As the town flourished, so too did its architecture and surroundings. Most of the families built German-style farmhouses on their land and as the town grew in size, buildings were constructed using the traditional “fachwerk” design.
Dirk Hahn and the settlers he graciously helped may have long since passed on, but the spirit of gemütlichkeit is very much alive in this German town, and the following are just a few of the sights and sites that ought to warm anyone’s heart:
1. The Hahndorf SALA Art Trail.
The South Australian Living Artists (SALA) Foundation holds events all over the country the whole year round, but the one in Hahndorf this year is on an entirely different level. For Hahndorf’s SALA Art trail seeks not just to please the eye but also the heart and stomach.
On this trail, you will not only find quirky works of art and breathtaking natural scenery, but also the warmth of fire-lit pubs serving delicious food and the famed Adelaide wines along the way.
The full itinerary can be found here, so you can go on this trail any time and at no extra cost (apart from the amount of food and wine you might choose to consume along the way).
2. Hahndorf Academy’s German Folk Museum.
This school of higher learning not only produced prominent citizens who contributed greatly to local society, but is also home to an exhibit that depicts the earliest days of this German settlement.
Apart from the photos and the artifacts dating back to the Lutheran settlers’ arrival in the 1800’s, the building itself, with its rough brick walls and 19th century architecture, also serves as a visual tribute to the town’s early history.
3. Sir Hans Heysen’s Art Studio.
Hans Heysen was one of Australia’s foremost landscape artists and he had a lifelong love affair with the gum trees that grew in the meadows surrounding Hahndorf.
The artist lived in The Cedars, a splendid 60-hectare property on Heysen Road, and his original Bavarian-style art studio has been preserved so that visitors can gaze at Heysen’s depictions of Hahndorf’s bucolic landscape, all while stepping on the rugs that the artist himself also used while painting.
4. Pioneer Memorial Gardens.
More than just another lush park to stroll through, these gardens were established in honor of the town’s centenary.

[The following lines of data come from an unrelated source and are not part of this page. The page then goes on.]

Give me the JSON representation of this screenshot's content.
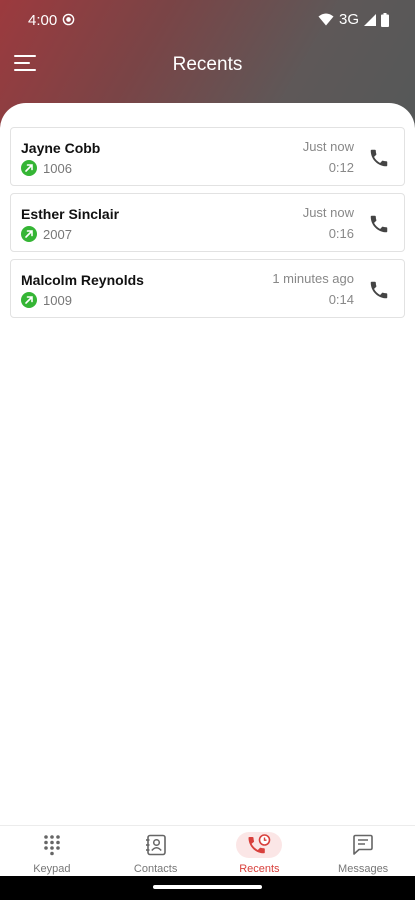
{
  "status": {
    "time": "4:00",
    "network": "3G"
  },
  "appbar": {
    "title": "Recents"
  },
  "recents": [
    {
      "name": "Jayne Cobb",
      "number": "1006",
      "when": "Just now",
      "duration": "0:12",
      "direction": "outgoing"
    },
    {
      "name": "Esther Sinclair",
      "number": "2007",
      "when": "Just now",
      "duration": "0:16",
      "direction": "outgoing"
    },
    {
      "name": "Malcolm Reynolds",
      "number": "1009",
      "when": "1 minutes ago",
      "duration": "0:14",
      "direction": "outgoing"
    }
  ],
  "nav": [
    {
      "label": "Keypad",
      "icon": "keypad-icon"
    },
    {
      "label": "Contacts",
      "icon": "contacts-icon"
    },
    {
      "label": "Recents",
      "icon": "recents-icon",
      "active": true
    },
    {
      "label": "Messages",
      "icon": "messages-icon"
    }
  ],
  "colors": {
    "accent": "#d8403c",
    "outgoing": "#35b535"
  }
}
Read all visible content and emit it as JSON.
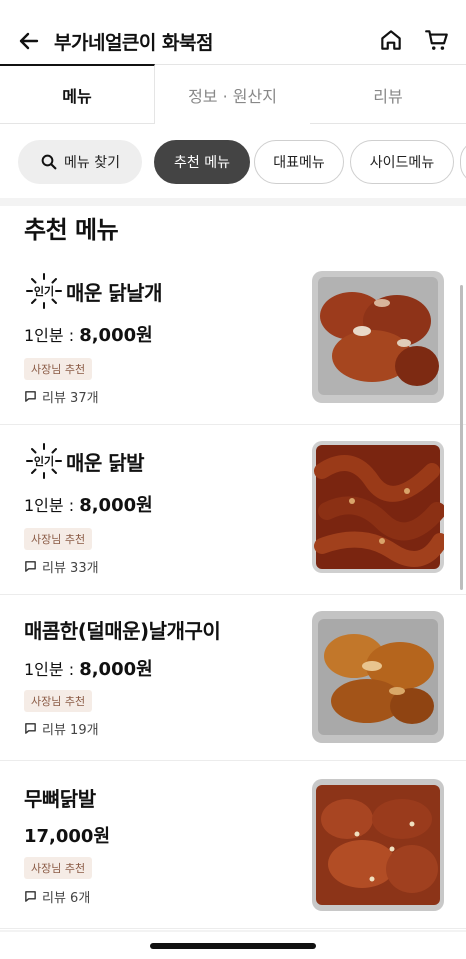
{
  "header": {
    "title": "부가네얼큰이 화북점"
  },
  "tabs": [
    {
      "label": "메뉴"
    },
    {
      "label": "정보 · 원산지"
    },
    {
      "label": "리뷰"
    }
  ],
  "chips": {
    "search_label": "메뉴 찾기",
    "items": [
      {
        "label": "추천 메뉴"
      },
      {
        "label": "대표메뉴"
      },
      {
        "label": "사이드메뉴"
      },
      {
        "label": ""
      }
    ]
  },
  "section": {
    "title": "추천 메뉴"
  },
  "popular_badge_label": "인기",
  "menu_items": [
    {
      "name": "매운 닭날개",
      "popular": true,
      "price_prefix": "1인분 : ",
      "price": "8,000원",
      "tag": "사장님 추천",
      "review": "리뷰 37개",
      "photo_color": "#9c3b1c"
    },
    {
      "name": "매운 닭발",
      "popular": true,
      "price_prefix": "1인분 : ",
      "price": "8,000원",
      "tag": "사장님 추천",
      "review": "리뷰 33개",
      "photo_color": "#8a2c16"
    },
    {
      "name": "매콤한(덜매운)날개구이",
      "popular": false,
      "price_prefix": "1인분 : ",
      "price": "8,000원",
      "tag": "사장님 추천",
      "review": "리뷰 19개",
      "photo_color": "#b5651d"
    },
    {
      "name": "무뼈닭발",
      "popular": false,
      "price_prefix": "",
      "price": "17,000원",
      "tag": "사장님 추천",
      "review": "리뷰 6개",
      "photo_color": "#a0401f"
    }
  ],
  "colors": {
    "active_chip": "#444444",
    "tag_bg": "#f5ece6",
    "tag_text": "#8a5a44"
  },
  "icons": [
    "back-arrow-icon",
    "home-icon",
    "cart-icon",
    "search-icon",
    "review-bubble-icon",
    "popular-badge-icon"
  ]
}
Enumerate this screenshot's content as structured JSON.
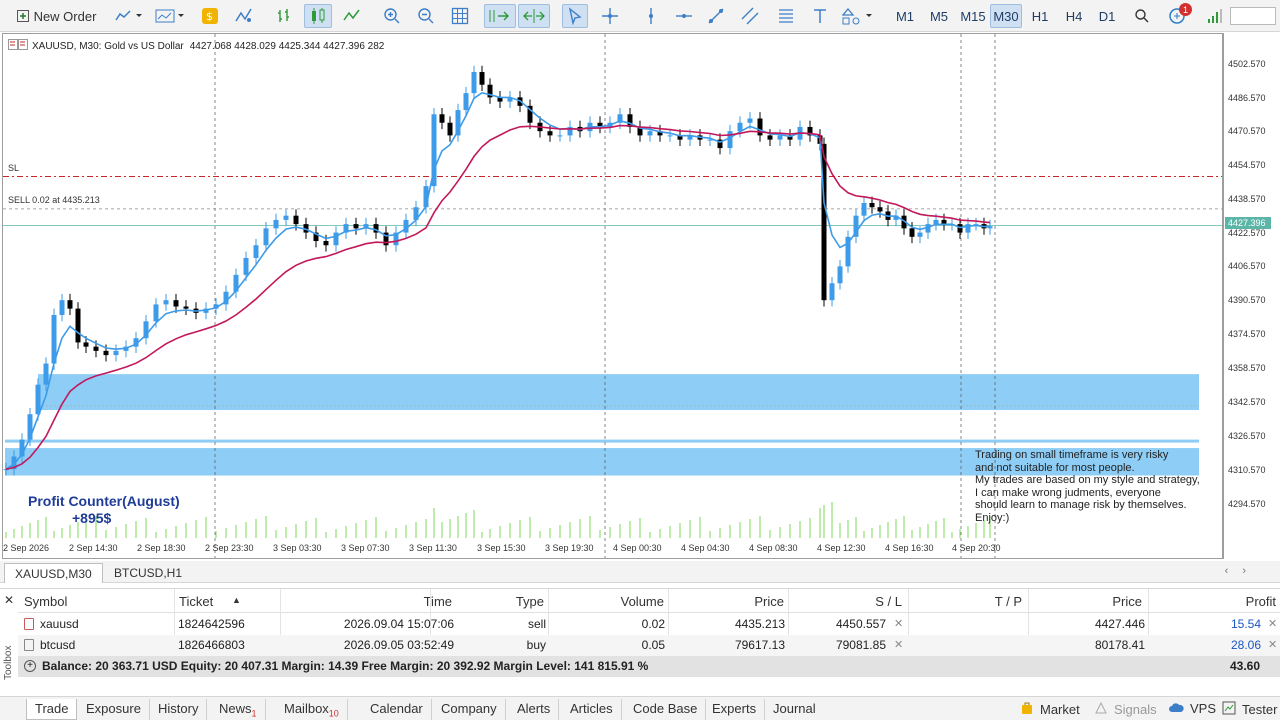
{
  "toolbar": {
    "new_order": "New Order",
    "timeframes": [
      "M1",
      "M5",
      "M15",
      "M30",
      "H1",
      "H4",
      "D1"
    ],
    "active_timeframe": "M30",
    "notification_count": "1",
    "icons": [
      "new-order-icon",
      "chart-type-icon",
      "templates-icon",
      "algo-trading-icon",
      "indicators-icon",
      "bar-chart-icon",
      "candlestick-icon",
      "line-chart-icon",
      "zoom-in-icon",
      "zoom-out-icon",
      "grid-icon",
      "autoscroll-icon",
      "chart-shift-icon",
      "cursor-icon",
      "crosshair-icon",
      "vertical-line-icon",
      "horizontal-line-icon",
      "trendline-icon",
      "channel-icon",
      "text-icon",
      "shapes-icon",
      "search-icon",
      "notifications-icon",
      "signal-strength-icon"
    ]
  },
  "chart": {
    "symbol_desc": "XAUUSD, M30:  Gold vs US Dollar",
    "ohlc": "4427.068 4428.029 4425.344 4427.396  282",
    "sl_label": "SL",
    "sell_label": "SELL 0.02 at 4435.213",
    "profit_title": "Profit Counter(August)",
    "profit_value": "+895$",
    "note_lines": [
      "Trading on small timeframe is very risky",
      "and not suitable for most people.",
      "My trades are based on my style and strategy,",
      "I can make wrong judments, everyone",
      "should learn to manage risk by themselves.",
      "Enjoy:)"
    ],
    "current_price": "4427.396",
    "price_labels": [
      "4502.570",
      "4486.570",
      "4470.570",
      "4454.570",
      "4438.570",
      "4422.570",
      "4406.570",
      "4390.570",
      "4374.570",
      "4358.570",
      "4342.570",
      "4326.570",
      "4310.570",
      "4294.570"
    ],
    "time_labels": [
      "2 Sep 2026",
      "2 Sep 14:30",
      "2 Sep 18:30",
      "2 Sep 23:30",
      "3 Sep 03:30",
      "3 Sep 07:30",
      "3 Sep 11:30",
      "3 Sep 15:30",
      "3 Sep 19:30",
      "4 Sep 00:30",
      "4 Sep 04:30",
      "4 Sep 08:30",
      "4 Sep 12:30",
      "4 Sep 16:30",
      "4 Sep 20:30"
    ],
    "colors": {
      "bull": "#3d9be9",
      "bear": "#000000",
      "ema_fast": "#3d9be9",
      "ema_slow": "#c2185b",
      "zone": "#8ecdf5",
      "sl": "#c62828",
      "price_line": "#5cb6a7"
    }
  },
  "chart_tabs": [
    "XAUUSD,M30",
    "BTCUSD,H1"
  ],
  "trade_table": {
    "headers": [
      "Symbol",
      "Ticket",
      "Time",
      "Type",
      "Volume",
      "Price",
      "S / L",
      "T / P",
      "Price",
      "Profit"
    ],
    "rows": [
      {
        "symbol": "xauusd",
        "ticket": "1824642596",
        "time": "2026.09.04 15:07:06",
        "type": "sell",
        "volume": "0.02",
        "price": "4435.213",
        "sl": "4450.557",
        "tp": "",
        "cur_price": "4427.446",
        "profit": "15.54"
      },
      {
        "symbol": "btcusd",
        "ticket": "1826466803",
        "time": "2026.09.05 03:52:49",
        "type": "buy",
        "volume": "0.05",
        "price": "79617.13",
        "sl": "79081.85",
        "tp": "",
        "cur_price": "80178.41",
        "profit": "28.06"
      }
    ],
    "balance_line": "Balance: 20 363.71 USD  Equity: 20 407.31  Margin: 14.39  Free Margin: 20 392.92  Margin Level: 141 815.91 %",
    "total_profit": "43.60"
  },
  "bottom_tabs": [
    {
      "label": "Trade",
      "badge": ""
    },
    {
      "label": "Exposure",
      "badge": ""
    },
    {
      "label": "History",
      "badge": ""
    },
    {
      "label": "News",
      "badge": "1"
    },
    {
      "label": "Mailbox",
      "badge": "10"
    },
    {
      "label": "Calendar",
      "badge": ""
    },
    {
      "label": "Company",
      "badge": ""
    },
    {
      "label": "Alerts",
      "badge": ""
    },
    {
      "label": "Articles",
      "badge": ""
    },
    {
      "label": "Code Base",
      "badge": ""
    },
    {
      "label": "Experts",
      "badge": ""
    },
    {
      "label": "Journal",
      "badge": ""
    }
  ],
  "status": {
    "toolbox": "Toolbox",
    "market": "Market",
    "signals": "Signals",
    "vps": "VPS",
    "tester": "Tester"
  }
}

Fittingly, the names of all the fifty-two families who first came to Adelaide in the nineteenth century have been inscribed on the gates to this sanctuary, and on your visit to Hahndorf, you will find that many of their descendants still live here.

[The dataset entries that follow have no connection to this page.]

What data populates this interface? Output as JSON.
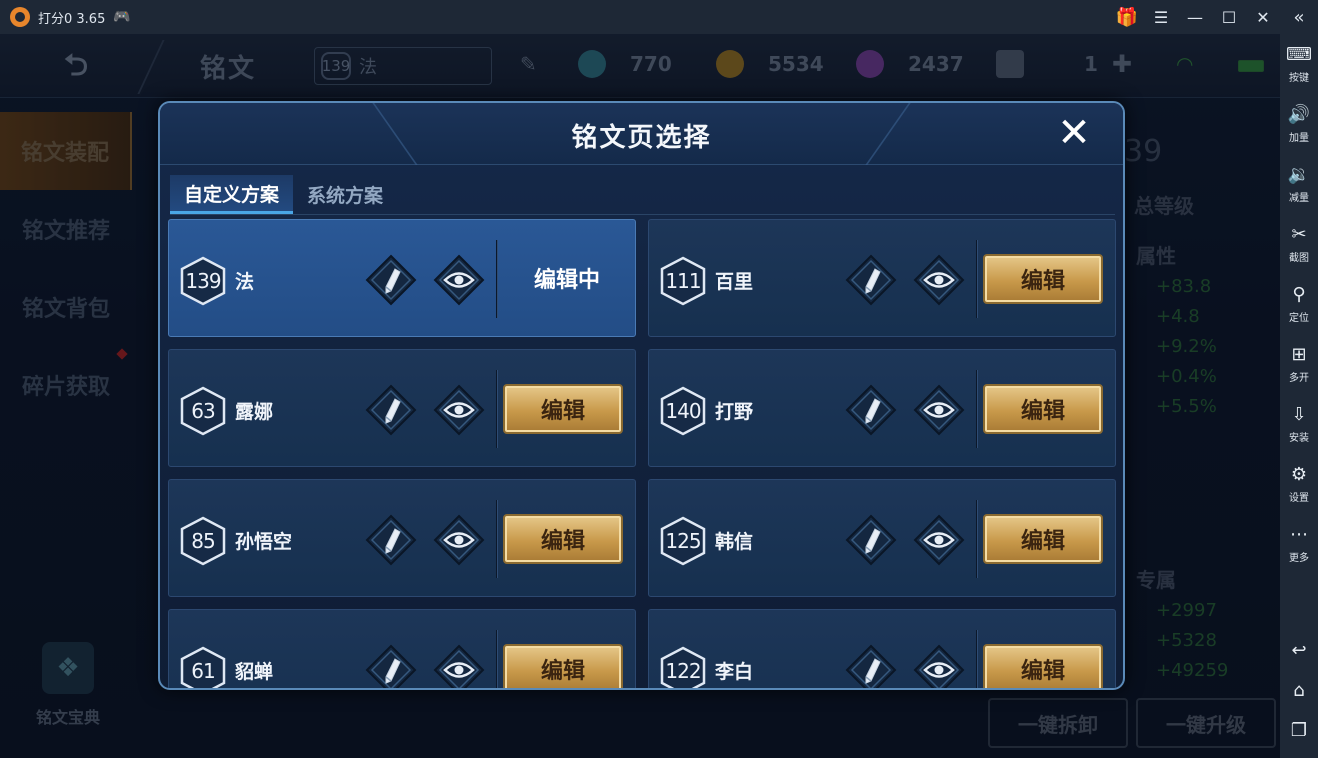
{
  "emulator": {
    "title": "打分0 3.65",
    "sidebar": [
      {
        "icon": "keyboard-icon",
        "label": "按键"
      },
      {
        "icon": "volume-up-icon",
        "label": "加量"
      },
      {
        "icon": "volume-down-icon",
        "label": "减量"
      },
      {
        "icon": "scissors-icon",
        "label": "截图"
      },
      {
        "icon": "location-icon",
        "label": "定位"
      },
      {
        "icon": "multi-open-icon",
        "label": "多开"
      },
      {
        "icon": "apk-install-icon",
        "label": "安装"
      },
      {
        "icon": "gear-icon",
        "label": "设置"
      },
      {
        "icon": "more-icon",
        "label": "更多"
      }
    ]
  },
  "game": {
    "page_title": "铭文",
    "current_page": {
      "level": "139",
      "name": "法"
    },
    "resources": [
      {
        "icon": "diamond-icon",
        "value": "770",
        "color": "#2a6a78"
      },
      {
        "icon": "gold-coin-icon",
        "value": "5534",
        "color": "#8a6a20"
      },
      {
        "icon": "crystal-icon",
        "value": "2437",
        "color": "#6a3a8a"
      },
      {
        "icon": "ticket-icon",
        "value": "1",
        "color": "#4a5668"
      }
    ],
    "left_nav": [
      "铭文装配",
      "铭文推荐",
      "铭文背包",
      "碎片获取"
    ],
    "codex_label": "铭文宝典",
    "right_panel": {
      "level_digits": "39",
      "total_level_label": "总等级",
      "attr_label": "属性",
      "attr_values": [
        "+83.8",
        "+4.8",
        "+9.2%",
        "+0.4%",
        "+5.5%"
      ],
      "exclusive_label": "专属",
      "exclusive_values": [
        "+2997",
        "+5328",
        "+49259"
      ]
    },
    "buttons": {
      "unload_all": "一键拆卸",
      "upgrade_all": "一键升级"
    }
  },
  "modal": {
    "title": "铭文页选择",
    "tabs": [
      {
        "label": "自定义方案",
        "active": true
      },
      {
        "label": "系统方案",
        "active": false
      }
    ],
    "editing_label": "编辑中",
    "edit_label": "编辑",
    "pages": [
      {
        "level": "139",
        "name": "法",
        "active": true
      },
      {
        "level": "111",
        "name": "百里",
        "active": false
      },
      {
        "level": "63",
        "name": "露娜",
        "active": false
      },
      {
        "level": "140",
        "name": "打野",
        "active": false
      },
      {
        "level": "85",
        "name": "孙悟空",
        "active": false
      },
      {
        "level": "125",
        "name": "韩信",
        "active": false
      },
      {
        "level": "61",
        "name": "貂蝉",
        "active": false
      },
      {
        "level": "122",
        "name": "李白",
        "active": false
      }
    ]
  }
}
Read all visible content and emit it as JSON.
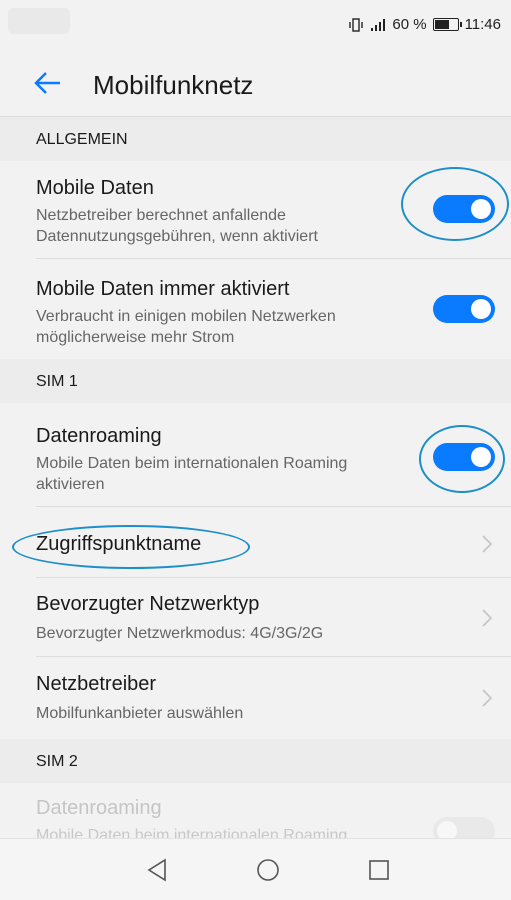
{
  "status": {
    "signal_text": "60 %",
    "time": "11:46"
  },
  "header": {
    "title": "Mobilfunknetz"
  },
  "sections": {
    "general": "ALLGEMEIN",
    "sim1": "SIM 1",
    "sim2": "SIM 2"
  },
  "items": {
    "mobile_data": {
      "title": "Mobile Daten",
      "subtitle": "Netzbetreiber berechnet anfallende Datennutzungsgebühren, wenn aktiviert",
      "enabled": true
    },
    "mobile_data_always": {
      "title": "Mobile Daten immer aktiviert",
      "subtitle": "Verbraucht in einigen mobilen Netzwerken möglicherweise mehr Strom",
      "enabled": true
    },
    "data_roaming_sim1": {
      "title": "Datenroaming",
      "subtitle": "Mobile Daten beim internationalen Roaming aktivieren",
      "enabled": true
    },
    "apn": {
      "title": "Zugriffspunktname"
    },
    "preferred_network": {
      "title": "Bevorzugter Netzwerktyp",
      "subtitle": "Bevorzugter Netzwerkmodus: 4G/3G/2G"
    },
    "operator": {
      "title": "Netzbetreiber",
      "subtitle": "Mobilfunkanbieter auswählen"
    },
    "data_roaming_sim2": {
      "title": "Datenroaming",
      "subtitle": "Mobile Daten beim internationalen Roaming aktivieren",
      "enabled": false
    }
  },
  "icons": {
    "back": "arrow-left-icon",
    "chevron": "chevron-right-icon",
    "nav_back": "triangle-back-icon",
    "nav_home": "circle-home-icon",
    "nav_recents": "square-recents-icon"
  },
  "colors": {
    "accent": "#0a7aff",
    "annotation": "#1c8fc9"
  }
}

5. The trees lining the main street.
All three hundred of these cork, elm, and plane trees were planted more than one hundred years ago, and they continue to stand tall and strong, providing both shade and a lovely sight to all who pass through the path underneath their foliage.

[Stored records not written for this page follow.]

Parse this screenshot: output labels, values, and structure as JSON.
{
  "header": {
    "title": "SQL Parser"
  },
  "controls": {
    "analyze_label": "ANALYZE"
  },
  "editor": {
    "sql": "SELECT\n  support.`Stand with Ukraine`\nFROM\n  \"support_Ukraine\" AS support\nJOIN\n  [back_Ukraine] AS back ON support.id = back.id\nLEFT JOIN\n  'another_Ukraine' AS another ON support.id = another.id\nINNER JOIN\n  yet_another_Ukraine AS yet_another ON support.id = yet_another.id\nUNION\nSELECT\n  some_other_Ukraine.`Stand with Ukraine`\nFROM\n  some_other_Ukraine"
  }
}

6. The German Village Shop.
Do you like harmonicas, hearty beer, and nutcrackers? How about Oktoberfest “supplies” (e.g., costume-themed aprons, felt hats, etc.)? If so (or if you’re just looking for something unique for the folks back at home), you’ll have a blast gawping around this gift shop. The staff here are garbed in traditional German outfits, and they’ve even got a cuckoo clock maker onsite.
7. Authentic German Food.
No trip to this town is complete without a stop at one of its warm and cozy inns for some bratwurst and sauerkraut (or perhaps even some hot chocolate topped with sweet, thick schlag or whipped cream. Yum!).
The Haus Hahndorf, the Hahndorf Inn, and The German Arms are just a few of the restaurants serving home-cooked, sumptuous meals made using recipes that have been passed down from generation to generation.
Hahndorf clearly isn’t your run-of-the-mill Aussie attraction, given how the place makes you feel like you aren’t in Australia at all.
But considering how a visit here could save you a trip to a country on the other side of the world (i.e., Germany) while still giving you a taste of its culture and ambience, you could do far worse than allotting a day or two (or three) from your holiday to visit.